> [WHAT YOU WILL DO]: Scan the entries below, and for each line that includes the word "this", make a copy.

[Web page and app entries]
★ ★ ★ ★

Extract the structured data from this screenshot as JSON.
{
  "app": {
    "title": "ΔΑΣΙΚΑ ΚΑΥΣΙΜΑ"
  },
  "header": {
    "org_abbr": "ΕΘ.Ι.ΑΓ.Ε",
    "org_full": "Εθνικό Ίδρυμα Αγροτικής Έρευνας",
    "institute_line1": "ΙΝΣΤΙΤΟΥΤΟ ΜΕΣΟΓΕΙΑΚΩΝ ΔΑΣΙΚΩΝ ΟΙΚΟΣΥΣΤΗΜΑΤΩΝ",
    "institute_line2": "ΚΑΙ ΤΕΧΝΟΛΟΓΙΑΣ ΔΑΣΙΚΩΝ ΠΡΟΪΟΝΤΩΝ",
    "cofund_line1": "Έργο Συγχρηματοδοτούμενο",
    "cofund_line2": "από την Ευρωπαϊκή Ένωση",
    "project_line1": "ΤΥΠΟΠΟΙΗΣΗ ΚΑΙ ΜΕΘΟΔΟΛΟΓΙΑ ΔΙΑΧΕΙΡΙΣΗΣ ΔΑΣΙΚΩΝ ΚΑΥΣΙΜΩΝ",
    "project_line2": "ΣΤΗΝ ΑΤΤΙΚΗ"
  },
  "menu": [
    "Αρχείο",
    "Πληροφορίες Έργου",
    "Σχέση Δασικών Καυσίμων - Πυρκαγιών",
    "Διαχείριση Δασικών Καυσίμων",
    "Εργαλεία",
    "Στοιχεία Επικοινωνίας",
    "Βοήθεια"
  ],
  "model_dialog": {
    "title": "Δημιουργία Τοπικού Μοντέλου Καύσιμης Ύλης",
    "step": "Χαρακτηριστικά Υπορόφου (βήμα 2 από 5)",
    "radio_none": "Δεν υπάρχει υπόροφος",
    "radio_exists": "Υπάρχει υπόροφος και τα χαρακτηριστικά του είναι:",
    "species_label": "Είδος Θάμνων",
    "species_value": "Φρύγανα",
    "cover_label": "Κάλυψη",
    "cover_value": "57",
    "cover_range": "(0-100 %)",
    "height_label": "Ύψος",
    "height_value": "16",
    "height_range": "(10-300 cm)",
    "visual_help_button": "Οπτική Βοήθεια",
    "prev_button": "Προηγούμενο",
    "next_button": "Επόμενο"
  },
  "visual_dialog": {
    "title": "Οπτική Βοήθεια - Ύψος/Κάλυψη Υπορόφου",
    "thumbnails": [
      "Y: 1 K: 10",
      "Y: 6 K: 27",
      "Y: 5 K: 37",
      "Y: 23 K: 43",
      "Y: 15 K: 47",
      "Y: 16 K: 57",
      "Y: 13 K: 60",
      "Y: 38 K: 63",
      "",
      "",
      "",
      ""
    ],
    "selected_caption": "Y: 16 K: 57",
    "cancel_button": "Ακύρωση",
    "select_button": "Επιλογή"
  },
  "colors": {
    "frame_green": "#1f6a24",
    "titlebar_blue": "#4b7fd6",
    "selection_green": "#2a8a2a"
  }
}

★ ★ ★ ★

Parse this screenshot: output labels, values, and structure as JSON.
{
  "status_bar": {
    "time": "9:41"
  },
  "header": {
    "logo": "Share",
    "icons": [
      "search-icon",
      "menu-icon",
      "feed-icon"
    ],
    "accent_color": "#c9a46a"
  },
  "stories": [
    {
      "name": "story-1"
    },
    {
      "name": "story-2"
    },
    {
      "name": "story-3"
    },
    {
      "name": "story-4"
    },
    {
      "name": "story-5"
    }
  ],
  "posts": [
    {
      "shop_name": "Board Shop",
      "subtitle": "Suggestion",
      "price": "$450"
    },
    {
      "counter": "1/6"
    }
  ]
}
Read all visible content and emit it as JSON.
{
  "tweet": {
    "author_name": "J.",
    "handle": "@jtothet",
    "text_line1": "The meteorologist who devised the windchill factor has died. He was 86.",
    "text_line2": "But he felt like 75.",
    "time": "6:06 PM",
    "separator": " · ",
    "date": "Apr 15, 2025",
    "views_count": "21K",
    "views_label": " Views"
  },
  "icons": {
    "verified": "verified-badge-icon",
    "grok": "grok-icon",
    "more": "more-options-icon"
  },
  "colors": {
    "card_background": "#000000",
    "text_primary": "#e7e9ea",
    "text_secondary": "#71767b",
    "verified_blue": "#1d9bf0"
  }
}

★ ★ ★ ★

> [SOLUTION TO THE EXERCISE]:
Extract the structured data from this screenshot as JSON.
Parse this screenshot: output labels, values, and structure as JSON.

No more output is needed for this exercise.